• [Stored entries]:
▼

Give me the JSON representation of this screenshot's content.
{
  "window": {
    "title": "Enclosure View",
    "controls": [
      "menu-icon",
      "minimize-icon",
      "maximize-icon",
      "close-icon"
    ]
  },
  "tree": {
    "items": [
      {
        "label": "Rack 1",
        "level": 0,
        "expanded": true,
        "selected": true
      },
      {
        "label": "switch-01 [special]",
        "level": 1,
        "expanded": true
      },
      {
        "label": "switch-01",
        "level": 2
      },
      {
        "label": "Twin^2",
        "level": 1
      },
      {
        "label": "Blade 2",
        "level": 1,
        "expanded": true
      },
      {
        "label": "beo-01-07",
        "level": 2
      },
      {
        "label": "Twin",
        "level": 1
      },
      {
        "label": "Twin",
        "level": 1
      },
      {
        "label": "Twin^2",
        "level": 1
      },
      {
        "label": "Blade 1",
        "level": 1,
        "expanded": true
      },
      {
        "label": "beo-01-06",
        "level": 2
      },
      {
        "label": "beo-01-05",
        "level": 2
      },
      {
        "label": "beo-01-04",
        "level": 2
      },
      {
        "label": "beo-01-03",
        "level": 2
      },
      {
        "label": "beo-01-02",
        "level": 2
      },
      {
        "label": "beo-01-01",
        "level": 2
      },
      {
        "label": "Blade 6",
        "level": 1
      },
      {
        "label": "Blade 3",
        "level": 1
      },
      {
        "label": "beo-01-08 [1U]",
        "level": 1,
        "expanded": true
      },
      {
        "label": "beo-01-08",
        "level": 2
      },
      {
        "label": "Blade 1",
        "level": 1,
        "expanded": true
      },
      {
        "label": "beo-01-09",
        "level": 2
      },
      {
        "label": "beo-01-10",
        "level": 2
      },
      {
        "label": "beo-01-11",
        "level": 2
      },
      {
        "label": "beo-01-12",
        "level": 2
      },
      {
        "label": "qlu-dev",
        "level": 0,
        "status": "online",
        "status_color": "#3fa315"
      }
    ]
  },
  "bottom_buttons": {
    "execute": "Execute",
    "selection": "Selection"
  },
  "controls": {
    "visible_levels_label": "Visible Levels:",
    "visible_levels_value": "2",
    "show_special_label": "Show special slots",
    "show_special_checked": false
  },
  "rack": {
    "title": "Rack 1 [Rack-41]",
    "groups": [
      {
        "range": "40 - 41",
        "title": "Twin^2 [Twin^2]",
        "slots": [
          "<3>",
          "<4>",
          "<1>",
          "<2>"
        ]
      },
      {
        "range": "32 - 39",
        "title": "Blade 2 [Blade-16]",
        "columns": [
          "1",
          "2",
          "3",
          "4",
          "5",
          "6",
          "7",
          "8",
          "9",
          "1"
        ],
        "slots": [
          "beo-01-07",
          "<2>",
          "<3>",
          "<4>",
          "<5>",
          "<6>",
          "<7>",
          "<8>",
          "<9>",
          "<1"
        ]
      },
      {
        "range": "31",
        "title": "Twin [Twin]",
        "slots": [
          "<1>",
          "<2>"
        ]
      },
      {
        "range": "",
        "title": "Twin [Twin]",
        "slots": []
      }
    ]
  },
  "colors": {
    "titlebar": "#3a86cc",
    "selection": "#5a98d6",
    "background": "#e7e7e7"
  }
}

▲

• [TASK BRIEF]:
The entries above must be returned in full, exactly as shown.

• [EXERCISE RESPONSE]:
Give me the JSON representation of this screenshot's content.
{
  "window": {
    "title": "Enclosure View",
    "controls": [
      "menu-icon",
      "minimize-icon",
      "maximize-icon",
      "close-icon"
    ]
  },
  "tree": {
    "items": [
      {
        "label": "Rack 1",
        "level": 0,
        "expanded": true,
        "selected": true
      },
      {
        "label": "switch-01 [special]",
        "level": 1,
        "expanded": true
      },
      {
        "label": "switch-01",
        "level": 2
      },
      {
        "label": "Twin^2",
        "level": 1
      },
      {
        "label": "Blade 2",
        "level": 1,
        "expanded": true
      },
      {
        "label": "beo-01-07",
        "level": 2
      },
      {
        "label": "Twin",
        "level": 1
      },
      {
        "label": "Twin",
        "level": 1
      },
      {
        "label": "Twin^2",
        "level": 1
      },
      {
        "label": "Blade 1",
        "level": 1,
        "expanded": true
      },
      {
        "label": "beo-01-06",
        "level": 2
      },
      {
        "label": "beo-01-05",
        "level": 2
      },
      {
        "label": "beo-01-04",
        "level": 2
      },
      {
        "label": "beo-01-03",
        "level": 2
      },
      {
        "label": "beo-01-02",
        "level": 2
      },
      {
        "label": "beo-01-01",
        "level": 2
      },
      {
        "label": "Blade 6",
        "level": 1
      },
      {
        "label": "Blade 3",
        "level": 1
      },
      {
        "label": "beo-01-08 [1U]",
        "level": 1,
        "expanded": true
      },
      {
        "label": "beo-01-08",
        "level": 2
      },
      {
        "label": "Blade 1",
        "level": 1,
        "expanded": true
      },
      {
        "label": "beo-01-09",
        "level": 2
      },
      {
        "label": "beo-01-10",
        "level": 2
      },
      {
        "label": "beo-01-11",
        "level": 2
      },
      {
        "label": "beo-01-12",
        "level": 2
      },
      {
        "label": "qlu-dev",
        "level": 0,
        "status": "online",
        "status_color": "#3fa315"
      }
    ]
  },
  "bottom_buttons": {
    "execute": "Execute",
    "selection": "Selection"
  },
  "controls": {
    "visible_levels_label": "Visible Levels:",
    "visible_levels_value": "2",
    "show_special_label": "Show special slots",
    "show_special_checked": false
  },
  "rack": {
    "title": "Rack 1 [Rack-41]",
    "groups": [
      {
        "range": "40 - 41",
        "title": "Twin^2 [Twin^2]",
        "slots": [
          "<3>",
          "<4>",
          "<1>",
          "<2>"
        ]
      },
      {
        "range": "32 - 39",
        "title": "Blade 2 [Blade-16]",
        "columns": [
          "1",
          "2",
          "3",
          "4",
          "5",
          "6",
          "7",
          "8",
          "9",
          "1"
        ],
        "slots": [
          "beo-01-07",
          "<2>",
          "<3>",
          "<4>",
          "<5>",
          "<6>",
          "<7>",
          "<8>",
          "<9>",
          "<1"
        ]
      },
      {
        "range": "31",
        "title": "Twin [Twin]",
        "slots": [
          "<1>",
          "<2>"
        ]
      },
      {
        "range": "",
        "title": "Twin [Twin]",
        "slots": []
      }
    ]
  },
  "colors": {
    "titlebar": "#3a86cc",
    "selection": "#5a98d6",
    "background": "#e7e7e7"
  }
}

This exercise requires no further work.